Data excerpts
——————————

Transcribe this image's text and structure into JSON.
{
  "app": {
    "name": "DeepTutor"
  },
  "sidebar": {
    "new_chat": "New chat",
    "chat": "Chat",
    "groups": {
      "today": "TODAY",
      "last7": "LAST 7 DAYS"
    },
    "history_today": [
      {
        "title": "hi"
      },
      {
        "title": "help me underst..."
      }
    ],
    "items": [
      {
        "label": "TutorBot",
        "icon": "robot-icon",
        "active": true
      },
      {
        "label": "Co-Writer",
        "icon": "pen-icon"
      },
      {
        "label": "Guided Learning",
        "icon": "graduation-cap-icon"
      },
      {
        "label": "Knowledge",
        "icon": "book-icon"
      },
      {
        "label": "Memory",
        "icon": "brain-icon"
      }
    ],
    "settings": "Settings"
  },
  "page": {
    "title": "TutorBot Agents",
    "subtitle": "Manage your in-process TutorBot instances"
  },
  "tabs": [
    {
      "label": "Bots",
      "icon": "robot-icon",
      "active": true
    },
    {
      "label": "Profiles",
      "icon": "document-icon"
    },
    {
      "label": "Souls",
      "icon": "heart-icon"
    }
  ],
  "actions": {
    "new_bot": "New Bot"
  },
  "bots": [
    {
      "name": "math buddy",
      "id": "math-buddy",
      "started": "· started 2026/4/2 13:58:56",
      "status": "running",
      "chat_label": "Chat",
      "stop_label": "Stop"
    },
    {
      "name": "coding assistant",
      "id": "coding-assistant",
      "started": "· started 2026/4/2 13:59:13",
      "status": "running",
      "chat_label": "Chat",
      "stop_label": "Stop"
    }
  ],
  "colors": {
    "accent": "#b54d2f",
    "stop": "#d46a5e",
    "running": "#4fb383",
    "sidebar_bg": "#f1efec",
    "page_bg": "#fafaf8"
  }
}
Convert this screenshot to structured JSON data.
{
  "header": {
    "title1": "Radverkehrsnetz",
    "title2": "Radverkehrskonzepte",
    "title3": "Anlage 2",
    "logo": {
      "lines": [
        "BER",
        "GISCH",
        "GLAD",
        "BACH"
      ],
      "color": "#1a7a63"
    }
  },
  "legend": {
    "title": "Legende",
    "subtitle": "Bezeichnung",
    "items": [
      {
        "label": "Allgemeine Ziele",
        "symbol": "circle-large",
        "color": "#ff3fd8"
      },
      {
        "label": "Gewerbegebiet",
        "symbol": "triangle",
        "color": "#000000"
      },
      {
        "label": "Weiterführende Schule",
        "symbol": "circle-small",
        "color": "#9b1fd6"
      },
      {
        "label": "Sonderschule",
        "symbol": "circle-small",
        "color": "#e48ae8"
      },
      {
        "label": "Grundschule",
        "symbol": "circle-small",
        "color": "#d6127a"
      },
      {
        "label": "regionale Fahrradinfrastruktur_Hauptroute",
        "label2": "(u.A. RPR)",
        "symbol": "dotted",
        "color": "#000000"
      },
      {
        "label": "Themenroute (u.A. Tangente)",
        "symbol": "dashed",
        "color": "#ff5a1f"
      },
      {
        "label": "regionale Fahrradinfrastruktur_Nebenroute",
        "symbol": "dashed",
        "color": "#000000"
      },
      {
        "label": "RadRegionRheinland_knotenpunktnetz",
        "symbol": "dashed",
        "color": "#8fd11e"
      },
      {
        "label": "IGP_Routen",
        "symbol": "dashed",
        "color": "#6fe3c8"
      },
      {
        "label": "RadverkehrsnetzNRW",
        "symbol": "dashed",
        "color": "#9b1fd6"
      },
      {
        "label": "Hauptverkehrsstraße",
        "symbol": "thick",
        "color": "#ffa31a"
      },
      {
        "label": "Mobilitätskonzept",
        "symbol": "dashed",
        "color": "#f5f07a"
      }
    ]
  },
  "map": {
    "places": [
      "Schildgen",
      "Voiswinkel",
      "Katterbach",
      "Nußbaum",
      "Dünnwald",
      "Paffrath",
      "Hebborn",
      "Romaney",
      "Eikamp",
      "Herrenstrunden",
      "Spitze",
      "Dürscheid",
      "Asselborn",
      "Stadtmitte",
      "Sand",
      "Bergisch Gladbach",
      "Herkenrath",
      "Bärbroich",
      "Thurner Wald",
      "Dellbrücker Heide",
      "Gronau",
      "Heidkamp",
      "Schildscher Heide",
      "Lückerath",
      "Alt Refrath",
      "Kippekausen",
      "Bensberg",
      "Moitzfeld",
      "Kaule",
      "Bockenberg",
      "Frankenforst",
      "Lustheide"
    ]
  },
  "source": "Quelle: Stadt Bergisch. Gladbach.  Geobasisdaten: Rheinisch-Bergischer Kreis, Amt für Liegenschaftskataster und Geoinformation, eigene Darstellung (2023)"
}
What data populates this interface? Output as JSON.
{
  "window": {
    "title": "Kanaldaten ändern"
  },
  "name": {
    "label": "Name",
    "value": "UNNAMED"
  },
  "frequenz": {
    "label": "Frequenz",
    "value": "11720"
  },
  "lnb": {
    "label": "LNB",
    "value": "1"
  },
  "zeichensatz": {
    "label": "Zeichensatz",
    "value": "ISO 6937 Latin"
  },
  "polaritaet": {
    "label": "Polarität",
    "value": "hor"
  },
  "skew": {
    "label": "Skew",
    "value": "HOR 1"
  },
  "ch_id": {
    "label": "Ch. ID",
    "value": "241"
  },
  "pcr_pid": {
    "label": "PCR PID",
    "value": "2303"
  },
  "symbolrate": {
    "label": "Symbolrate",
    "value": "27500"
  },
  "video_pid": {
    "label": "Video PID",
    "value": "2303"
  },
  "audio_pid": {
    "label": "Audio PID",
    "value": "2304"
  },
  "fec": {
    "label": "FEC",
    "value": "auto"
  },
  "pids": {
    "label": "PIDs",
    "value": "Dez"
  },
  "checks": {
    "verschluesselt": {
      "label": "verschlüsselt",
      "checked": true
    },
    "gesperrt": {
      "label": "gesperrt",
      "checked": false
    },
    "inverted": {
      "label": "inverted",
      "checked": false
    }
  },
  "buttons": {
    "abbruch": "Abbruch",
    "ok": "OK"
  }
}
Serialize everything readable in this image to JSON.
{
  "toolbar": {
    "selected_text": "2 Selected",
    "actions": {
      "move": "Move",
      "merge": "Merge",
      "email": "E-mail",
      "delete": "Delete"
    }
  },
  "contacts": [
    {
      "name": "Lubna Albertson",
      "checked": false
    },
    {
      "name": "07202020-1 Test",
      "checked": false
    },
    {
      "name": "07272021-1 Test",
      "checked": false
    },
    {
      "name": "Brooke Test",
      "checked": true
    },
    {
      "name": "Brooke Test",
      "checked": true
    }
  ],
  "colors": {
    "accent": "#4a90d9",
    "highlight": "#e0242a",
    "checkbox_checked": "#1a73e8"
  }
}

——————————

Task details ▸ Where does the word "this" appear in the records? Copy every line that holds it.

Result ▸
Transcribe this image's text and structure into JSON.
Convert this screenshot to structured JSON data.
What data populates this interface? Output as JSON.
Serialize everything readable in this image to JSON.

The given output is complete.